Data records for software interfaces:

● ● ● ● ● ● ●

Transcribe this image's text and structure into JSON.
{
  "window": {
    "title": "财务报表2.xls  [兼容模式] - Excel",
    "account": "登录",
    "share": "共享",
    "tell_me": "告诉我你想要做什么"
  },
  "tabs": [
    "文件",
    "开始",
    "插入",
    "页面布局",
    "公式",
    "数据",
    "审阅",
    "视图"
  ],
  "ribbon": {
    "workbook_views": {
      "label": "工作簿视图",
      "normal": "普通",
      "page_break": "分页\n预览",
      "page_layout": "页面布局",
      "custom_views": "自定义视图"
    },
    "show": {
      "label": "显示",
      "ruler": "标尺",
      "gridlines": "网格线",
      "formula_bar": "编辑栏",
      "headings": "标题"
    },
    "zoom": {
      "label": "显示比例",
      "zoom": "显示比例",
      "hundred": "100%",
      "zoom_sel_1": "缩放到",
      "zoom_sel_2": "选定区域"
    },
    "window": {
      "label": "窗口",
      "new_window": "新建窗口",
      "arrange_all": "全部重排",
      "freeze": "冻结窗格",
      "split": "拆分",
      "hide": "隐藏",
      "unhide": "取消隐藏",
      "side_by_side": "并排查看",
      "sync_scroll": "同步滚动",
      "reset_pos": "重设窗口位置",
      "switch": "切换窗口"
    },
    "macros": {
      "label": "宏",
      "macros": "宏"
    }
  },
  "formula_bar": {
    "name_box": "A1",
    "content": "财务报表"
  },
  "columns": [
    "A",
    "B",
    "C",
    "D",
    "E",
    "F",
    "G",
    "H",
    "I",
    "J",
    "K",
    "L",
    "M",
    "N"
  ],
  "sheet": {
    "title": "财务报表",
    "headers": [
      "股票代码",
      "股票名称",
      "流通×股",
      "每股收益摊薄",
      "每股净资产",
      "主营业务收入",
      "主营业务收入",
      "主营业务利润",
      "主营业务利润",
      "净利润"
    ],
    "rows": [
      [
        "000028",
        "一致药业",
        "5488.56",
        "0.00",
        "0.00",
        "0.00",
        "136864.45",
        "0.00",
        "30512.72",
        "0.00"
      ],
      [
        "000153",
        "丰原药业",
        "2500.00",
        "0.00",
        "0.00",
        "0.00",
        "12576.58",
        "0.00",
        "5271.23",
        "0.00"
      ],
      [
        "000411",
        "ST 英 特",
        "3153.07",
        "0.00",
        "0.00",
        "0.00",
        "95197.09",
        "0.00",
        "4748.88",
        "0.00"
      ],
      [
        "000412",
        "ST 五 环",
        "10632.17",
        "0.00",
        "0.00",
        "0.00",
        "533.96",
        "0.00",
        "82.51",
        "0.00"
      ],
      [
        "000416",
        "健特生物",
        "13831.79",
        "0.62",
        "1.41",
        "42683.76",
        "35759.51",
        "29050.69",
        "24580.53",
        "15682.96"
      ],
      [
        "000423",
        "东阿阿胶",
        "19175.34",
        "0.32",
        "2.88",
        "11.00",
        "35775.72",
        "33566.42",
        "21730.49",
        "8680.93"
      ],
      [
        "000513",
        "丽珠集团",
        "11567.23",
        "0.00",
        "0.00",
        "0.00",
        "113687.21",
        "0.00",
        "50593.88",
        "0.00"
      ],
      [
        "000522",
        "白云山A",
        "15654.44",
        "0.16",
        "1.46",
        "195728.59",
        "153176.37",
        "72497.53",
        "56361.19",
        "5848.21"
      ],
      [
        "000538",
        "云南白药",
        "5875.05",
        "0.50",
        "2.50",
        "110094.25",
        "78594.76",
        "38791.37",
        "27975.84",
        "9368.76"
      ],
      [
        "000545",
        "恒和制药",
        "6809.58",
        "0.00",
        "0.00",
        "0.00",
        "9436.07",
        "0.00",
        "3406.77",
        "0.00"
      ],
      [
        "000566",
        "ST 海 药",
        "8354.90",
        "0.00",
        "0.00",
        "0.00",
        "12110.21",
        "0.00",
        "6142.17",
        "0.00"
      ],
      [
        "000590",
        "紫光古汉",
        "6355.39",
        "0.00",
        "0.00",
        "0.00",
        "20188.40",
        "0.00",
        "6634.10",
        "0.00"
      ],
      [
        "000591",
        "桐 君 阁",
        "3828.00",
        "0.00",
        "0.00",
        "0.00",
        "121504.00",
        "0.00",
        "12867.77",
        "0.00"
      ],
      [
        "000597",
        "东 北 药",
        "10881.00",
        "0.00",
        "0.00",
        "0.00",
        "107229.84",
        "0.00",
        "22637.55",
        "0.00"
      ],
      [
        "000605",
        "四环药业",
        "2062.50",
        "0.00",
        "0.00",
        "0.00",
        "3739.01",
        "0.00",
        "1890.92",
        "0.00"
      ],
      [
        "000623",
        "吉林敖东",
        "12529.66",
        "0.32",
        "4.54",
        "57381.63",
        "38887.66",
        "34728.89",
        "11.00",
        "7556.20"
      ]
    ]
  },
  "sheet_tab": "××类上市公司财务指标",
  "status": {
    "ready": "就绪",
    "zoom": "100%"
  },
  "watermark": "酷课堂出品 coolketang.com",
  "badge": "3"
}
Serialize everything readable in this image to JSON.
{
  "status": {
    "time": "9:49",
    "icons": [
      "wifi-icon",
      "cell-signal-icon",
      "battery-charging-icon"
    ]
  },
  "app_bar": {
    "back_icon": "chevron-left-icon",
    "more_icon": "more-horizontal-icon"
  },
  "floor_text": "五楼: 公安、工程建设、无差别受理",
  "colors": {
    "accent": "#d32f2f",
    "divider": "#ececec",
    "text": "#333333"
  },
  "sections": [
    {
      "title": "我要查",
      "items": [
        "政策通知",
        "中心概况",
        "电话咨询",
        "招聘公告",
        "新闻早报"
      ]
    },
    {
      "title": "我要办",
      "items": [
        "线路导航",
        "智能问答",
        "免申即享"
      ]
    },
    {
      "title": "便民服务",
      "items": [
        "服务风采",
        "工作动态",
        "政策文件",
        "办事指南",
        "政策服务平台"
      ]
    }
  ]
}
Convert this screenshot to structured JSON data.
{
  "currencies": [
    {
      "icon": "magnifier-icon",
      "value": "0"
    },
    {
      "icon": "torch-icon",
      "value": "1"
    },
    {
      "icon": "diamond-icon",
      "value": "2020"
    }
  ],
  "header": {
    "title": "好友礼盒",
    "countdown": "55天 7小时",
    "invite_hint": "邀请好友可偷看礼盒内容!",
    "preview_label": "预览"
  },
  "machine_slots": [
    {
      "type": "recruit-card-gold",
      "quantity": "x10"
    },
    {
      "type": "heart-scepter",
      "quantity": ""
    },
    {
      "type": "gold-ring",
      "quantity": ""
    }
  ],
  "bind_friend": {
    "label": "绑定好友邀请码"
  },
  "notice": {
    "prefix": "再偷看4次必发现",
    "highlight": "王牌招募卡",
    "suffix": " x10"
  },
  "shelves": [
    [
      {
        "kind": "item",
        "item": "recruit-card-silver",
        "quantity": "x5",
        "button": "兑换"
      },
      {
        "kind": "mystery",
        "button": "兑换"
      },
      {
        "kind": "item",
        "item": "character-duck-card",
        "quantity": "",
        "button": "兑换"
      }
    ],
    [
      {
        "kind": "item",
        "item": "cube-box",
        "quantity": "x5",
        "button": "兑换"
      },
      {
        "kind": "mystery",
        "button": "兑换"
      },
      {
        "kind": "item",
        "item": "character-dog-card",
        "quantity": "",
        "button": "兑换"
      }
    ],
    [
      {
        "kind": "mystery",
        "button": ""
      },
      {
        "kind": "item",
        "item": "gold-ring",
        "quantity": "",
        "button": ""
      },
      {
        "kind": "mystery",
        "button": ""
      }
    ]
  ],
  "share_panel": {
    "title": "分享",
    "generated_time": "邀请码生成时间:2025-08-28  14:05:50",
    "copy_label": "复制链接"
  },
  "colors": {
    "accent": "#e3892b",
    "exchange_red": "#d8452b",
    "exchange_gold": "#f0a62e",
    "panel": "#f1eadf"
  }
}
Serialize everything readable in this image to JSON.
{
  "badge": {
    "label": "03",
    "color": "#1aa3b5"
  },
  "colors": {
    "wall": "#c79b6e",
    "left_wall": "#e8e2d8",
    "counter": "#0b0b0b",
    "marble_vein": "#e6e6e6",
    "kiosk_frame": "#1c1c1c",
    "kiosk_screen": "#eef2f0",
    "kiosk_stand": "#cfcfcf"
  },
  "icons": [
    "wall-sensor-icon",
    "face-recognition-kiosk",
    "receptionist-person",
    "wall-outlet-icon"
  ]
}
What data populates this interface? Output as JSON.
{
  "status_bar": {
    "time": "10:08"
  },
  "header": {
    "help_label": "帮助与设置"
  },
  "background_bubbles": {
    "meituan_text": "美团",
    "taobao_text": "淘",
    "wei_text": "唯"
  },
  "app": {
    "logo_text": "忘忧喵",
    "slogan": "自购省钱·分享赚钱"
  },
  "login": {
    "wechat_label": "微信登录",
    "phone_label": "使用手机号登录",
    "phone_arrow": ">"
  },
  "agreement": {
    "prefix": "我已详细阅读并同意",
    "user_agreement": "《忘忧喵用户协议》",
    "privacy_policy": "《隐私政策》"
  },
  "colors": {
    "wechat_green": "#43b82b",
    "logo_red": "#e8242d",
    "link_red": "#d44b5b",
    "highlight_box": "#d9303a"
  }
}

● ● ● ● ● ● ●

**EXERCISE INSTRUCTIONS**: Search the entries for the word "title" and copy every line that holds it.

**COMPLETED TASK**:
    "title": "财务报表2.xls  [兼容模式] - Excel",
    "title": "财务报表",
      "title": "我要查",
      "title": "我要办",
      "title": "便民服务",
    "title": "好友礼盒",
    "title": "分享",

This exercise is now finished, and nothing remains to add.